Leveraging the natural gas boom to cut carbon
While global greenhouse gas emissions continue to soar, U.S. emissions are back down to where they were in the mid-1990s. This decline is partly due to the economic downturn, but a key contributor has been electricity generators’ shift from coal to natural gas.
Natural gas generated 30 percent of U.S. electricity last year, doubling in a decade.

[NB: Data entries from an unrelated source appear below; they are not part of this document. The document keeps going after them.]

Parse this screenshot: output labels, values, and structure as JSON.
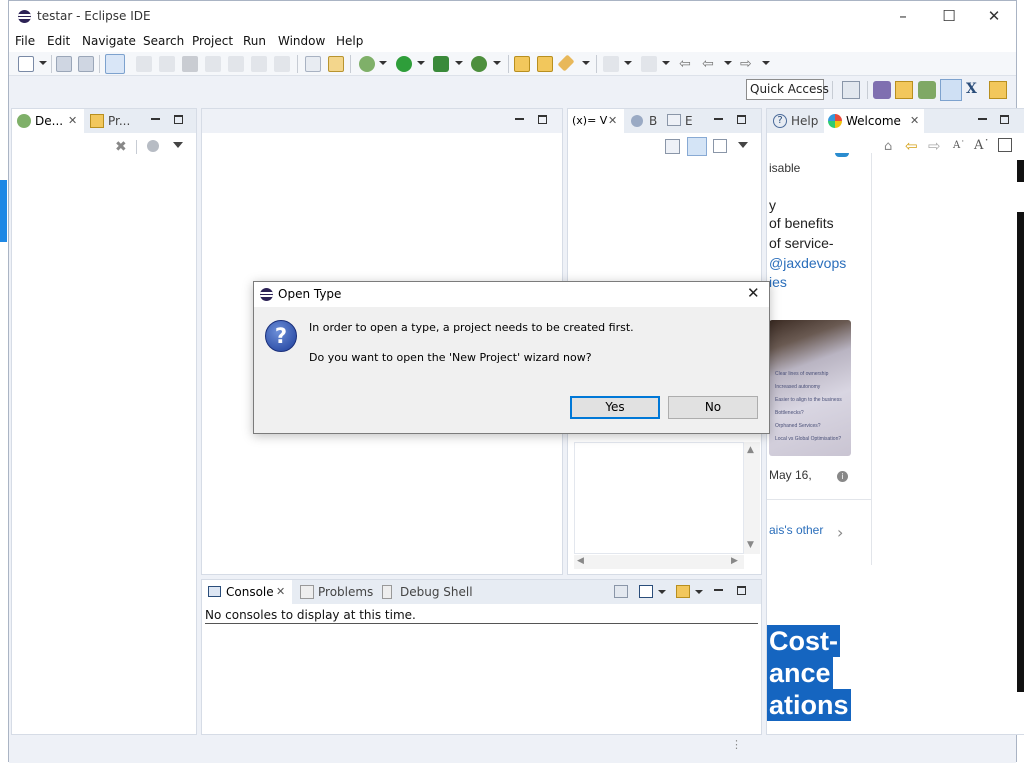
{
  "window": {
    "title": "testar - Eclipse IDE"
  },
  "menu": [
    "File",
    "Edit",
    "Navigate",
    "Search",
    "Project",
    "Run",
    "Window",
    "Help"
  ],
  "quick_access": {
    "label": "Quick Access"
  },
  "debug_panel": {
    "tabs": [
      {
        "label": "De..."
      },
      {
        "label": "Pr..."
      }
    ]
  },
  "variables_panel": {
    "tabs": [
      {
        "label": "(x)= V"
      },
      {
        "label": "B"
      },
      {
        "label": "E"
      }
    ]
  },
  "help_panel": {
    "tabs": [
      {
        "label": "Help"
      },
      {
        "label": "Welcome"
      }
    ],
    "welcome": {
      "lines": [
        "isable",
        "y",
        "of benefits",
        "of service-"
      ],
      "links": [
        "@jaxdevops",
        "ies"
      ],
      "image_caption_lines": [
        "Clear lines of ownership",
        "Increased autonomy",
        "Easier to align to the business",
        "Bottlenecks?",
        "Orphaned Services?",
        "Local vs Global Optimisation?"
      ],
      "date": "May 16,",
      "other_link": "ais's other",
      "headline": [
        "Cost-",
        "ance",
        "ations"
      ]
    }
  },
  "console_panel": {
    "tabs": [
      {
        "label": "Console"
      },
      {
        "label": "Problems"
      },
      {
        "label": "Debug Shell"
      }
    ],
    "message": "No consoles to display at this time."
  },
  "dialog": {
    "title": "Open Type",
    "message": "In order to open a type, a project needs to be created first.",
    "question": "Do you want to open the 'New Project' wizard now?",
    "yes_label": "Yes",
    "no_label": "No"
  },
  "colors": {
    "accent": "#0078d7",
    "headline_bg": "#1565c0",
    "link": "#2a6ebb"
  }
}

But there are opportunities beyond electricity generation – in buildings, manufacturing and transportation – where expanded natural gas use could help reduce emissions in the near and medium term.
A new report by the Center for Climate and Energy Solutions examines both the challenges and the opportunities in leveraging the U.S. natural gas boom to cut emissions.

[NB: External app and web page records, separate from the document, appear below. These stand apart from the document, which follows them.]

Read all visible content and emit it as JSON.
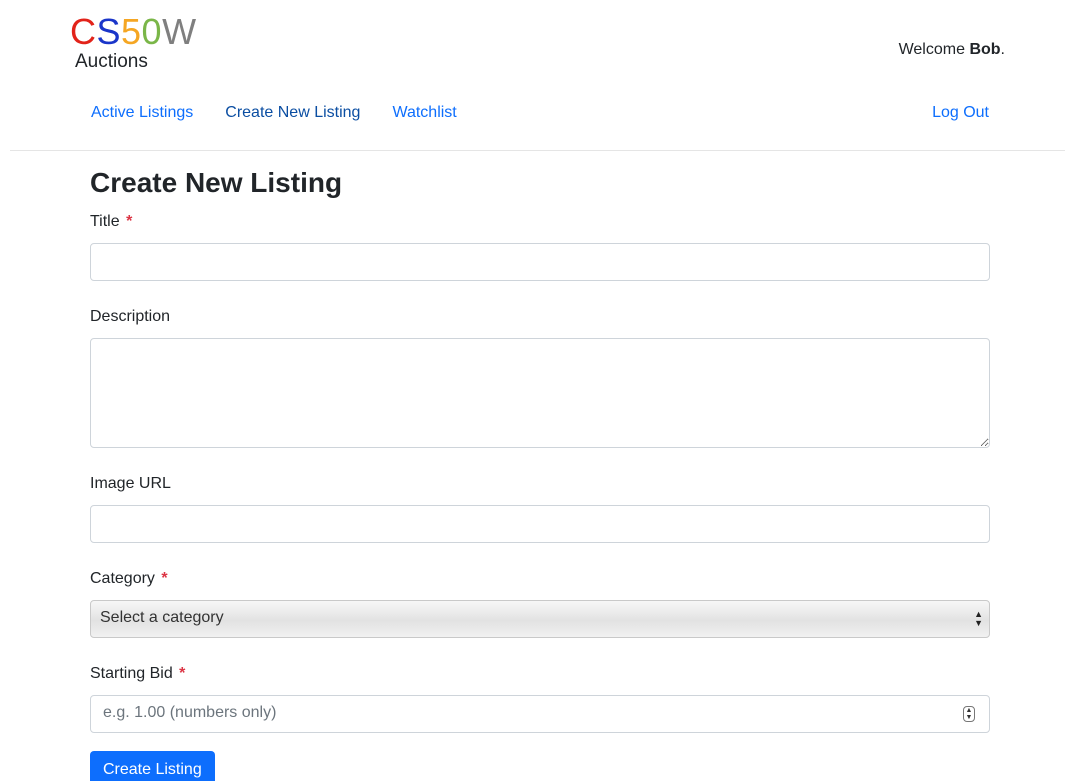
{
  "logo": {
    "letters": [
      {
        "char": "C",
        "color": "#e2231a"
      },
      {
        "char": "S",
        "color": "#1a35c9"
      },
      {
        "char": "5",
        "color": "#f5a623"
      },
      {
        "char": "0",
        "color": "#7ab648"
      },
      {
        "char": "W",
        "color": "#7f7f7f"
      }
    ],
    "subtitle": "Auctions"
  },
  "header": {
    "welcome_prefix": "Welcome ",
    "username": "Bob",
    "welcome_suffix": "."
  },
  "nav": {
    "items": [
      {
        "label": "Active Listings"
      },
      {
        "label": "Create New Listing"
      },
      {
        "label": "Watchlist"
      }
    ],
    "logout_label": "Log Out"
  },
  "form": {
    "heading": "Create New Listing",
    "title_label": "Title",
    "title_value": "",
    "description_label": "Description",
    "description_value": "",
    "image_label": "Image URL",
    "image_value": "",
    "category_label": "Category",
    "category_selected": "Select a category",
    "bid_label": "Starting Bid",
    "bid_placeholder": "e.g. 1.00 (numbers only)",
    "required_marker": "*",
    "submit_label": "Create Listing"
  },
  "colors": {
    "link": "#0d6efd",
    "primary_button": "#0d6efd",
    "required": "#dc3545"
  }
}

The opportunities for reducing greenhouse gases we found include:
- Increased direct use of natural gas in homes and businesses by replacing certain electric appliances, such as space and water heaters, with natural gas models.
- Expanded use of natural gas-powered fuel cells and microturbines producing efficient, on-site energy that makes use of waste heat.
- Manufacturing growth with lower emissions by using natural gas in more efficient combined heat and power systems.
- Reduced reliance on petroleum and reduced emissions by substituting natural gas for diesel and gasoline in centrally fueled fleets and heavy-duty trucks.
To maximize the climate benefits of increased natural gas use, we must overcome a number of challenges. First and foremost, we must continue to take steps throughout the natural gas system to reduce leaks of methane, a potent greenhouse gas that is the primary component of natural gas.
To achieve the steep carbon reductions needed in the long term, we must also ensure that abundant natural gas doesn’t crowd out zero-carbon energy sources such as wind, solar and nuclear, and that it doesn’t deter energy efficiency and carbon capture-and-storage technologies. Natural gas and renewables should be thought of as complements, not competitors. Natural gas can back up solar and wind, which aren't always available, and renewables can hedge against price swings in natural gas.
Substituting natural gas for other fossil fuels cannot be the sole basis for long-term U.S. efforts to address climate change. But strategically used, natural gas can provide measurable, near-term climate benefits. And in the long run, natural gas combined with carbon capture and storage could provide a nearly zero-carbon energy alternative.
Opportunities to meaningfully address the nation's energy and climate challenges won't materialize on their own. We'll need to educate consumers and manufacturers about their options and encourage innovative financing models and incentives to extend natural gas lines and promote on-site power generation. State polices will also need to be aligned to encourage development of distributed generation technologies.
Done in the right way, the United States can leverage this natural gas boom to help both the economy and the climate.